There’s a lot going on because of these elevated temperatures that isn’t obvious. On the economic side, it means that businesses and homes in the hot zone spend a LOT more on cooling their facilities down with air conditioning and ventilation (Willis Carrier invented air conditioning at Newtown Creek, as a note). The tar used to seal roofs and repair roadways gets all gummy, area waterways experience depressed oxygen levels, and life found in the heat islands are stressed out. 

That includes us, incidentally. You can actually feel it getting warmer the closer you get. When I’m walking down 48th street from Sunnyside towards industrial Maspeth during the summer, crossing under the overpass for the Long Island Expressway involves the encounter of what feels like a “wall of hot.” Additionally, the squamous nature of industrial architecture with its long masonry walls and unforgiving streetscape tends to defeat the natural laminar flow of air currents. Any breeze there is tends to get sucked into the convective upwelling of warm air. That leaves behind radiant heat and atmospheric humidity with nothing to break it up, even temporarily. 

– photo by Mitch Waxman

The solution, which I’m just passing along from scholarly sources, is the promulgation of “living” or green roofs. Street trees and other plantings like rain gardens or bio-swales isn’t terribly realistic in areas like industrial Mapseth due to its occupation. Heavy vehicles ply these streets daily, and in the case of facilities like the MTA’s Grand Avenue Depot pictured above, the lanes and avenues and roads and drives of Industrial Maspeth are where these heavy vehicles are maintained and serviced. The entire bus company of Brooklyn makes its way to that spot pictured above at least once a week.
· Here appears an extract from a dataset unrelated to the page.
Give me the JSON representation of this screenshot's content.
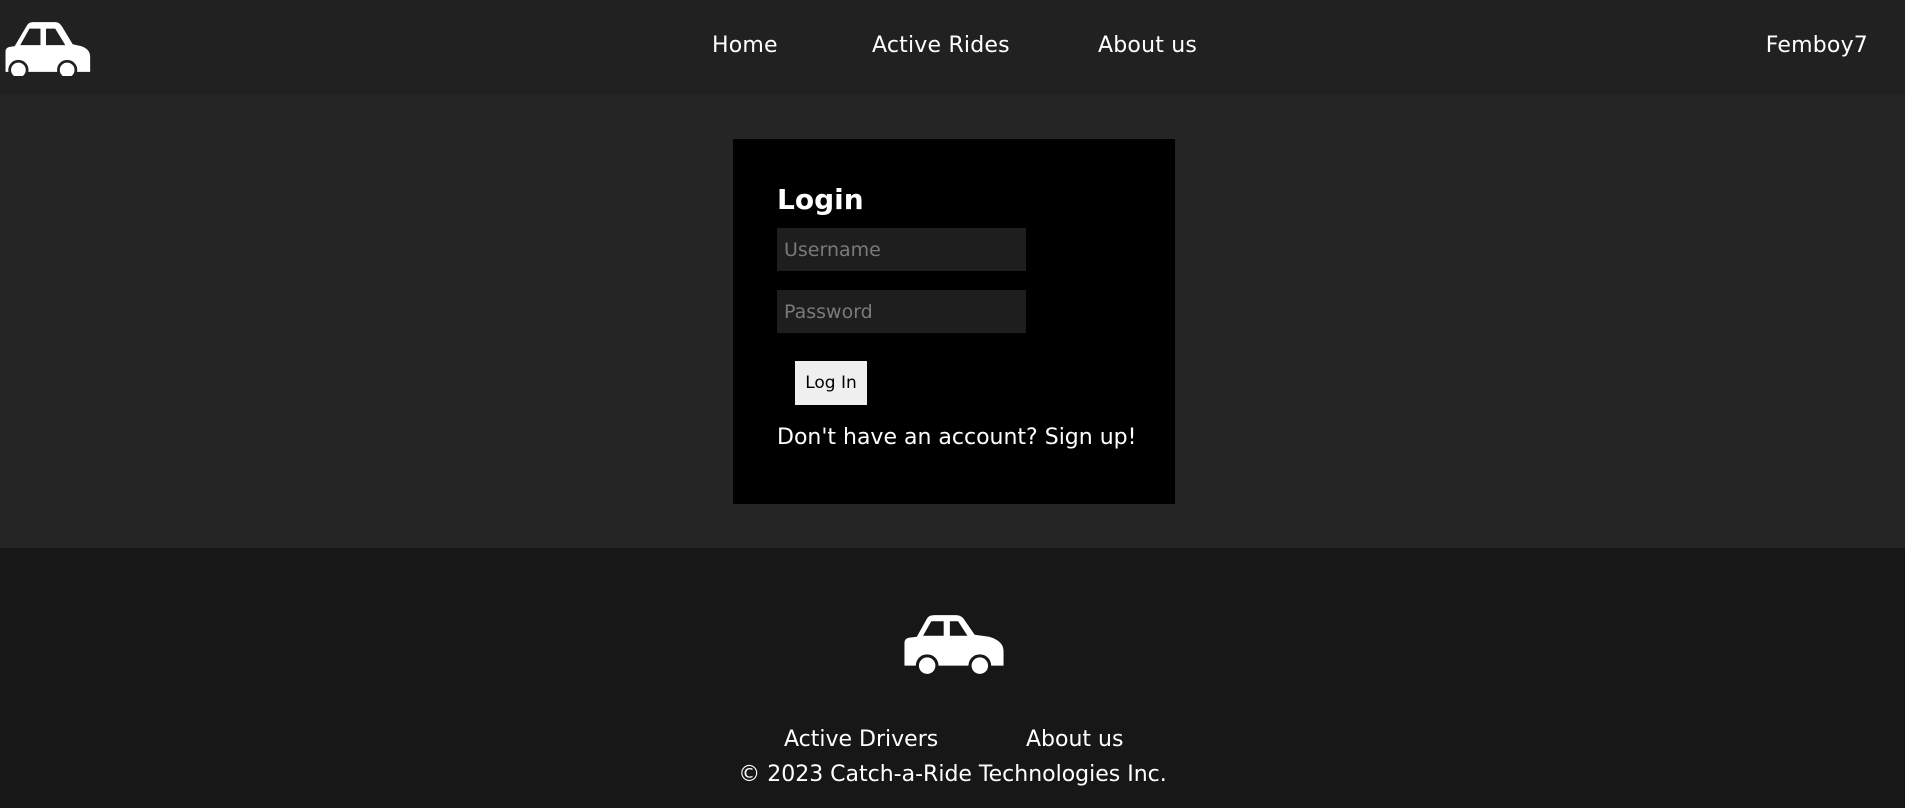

One of the interesting “carrot and stick” approaches to breaking up the heat island effect centers around creating a metered sewerage tax for new construction, with an exemption to this fee offered to property owners who install a green roof as part of their building design. This would divert water from the overtaxed DEP sewer system during rain events, and create acreages of urban greenery that would serve as a passive cooling system for the buildings, reducing energy costs and load on the archaic electrical grid. 


“follow” me on Twitter- @newtownpentacle

Written by Mitch Waxman

August 13, 2018 at 11:02 am

%d bloggers like this: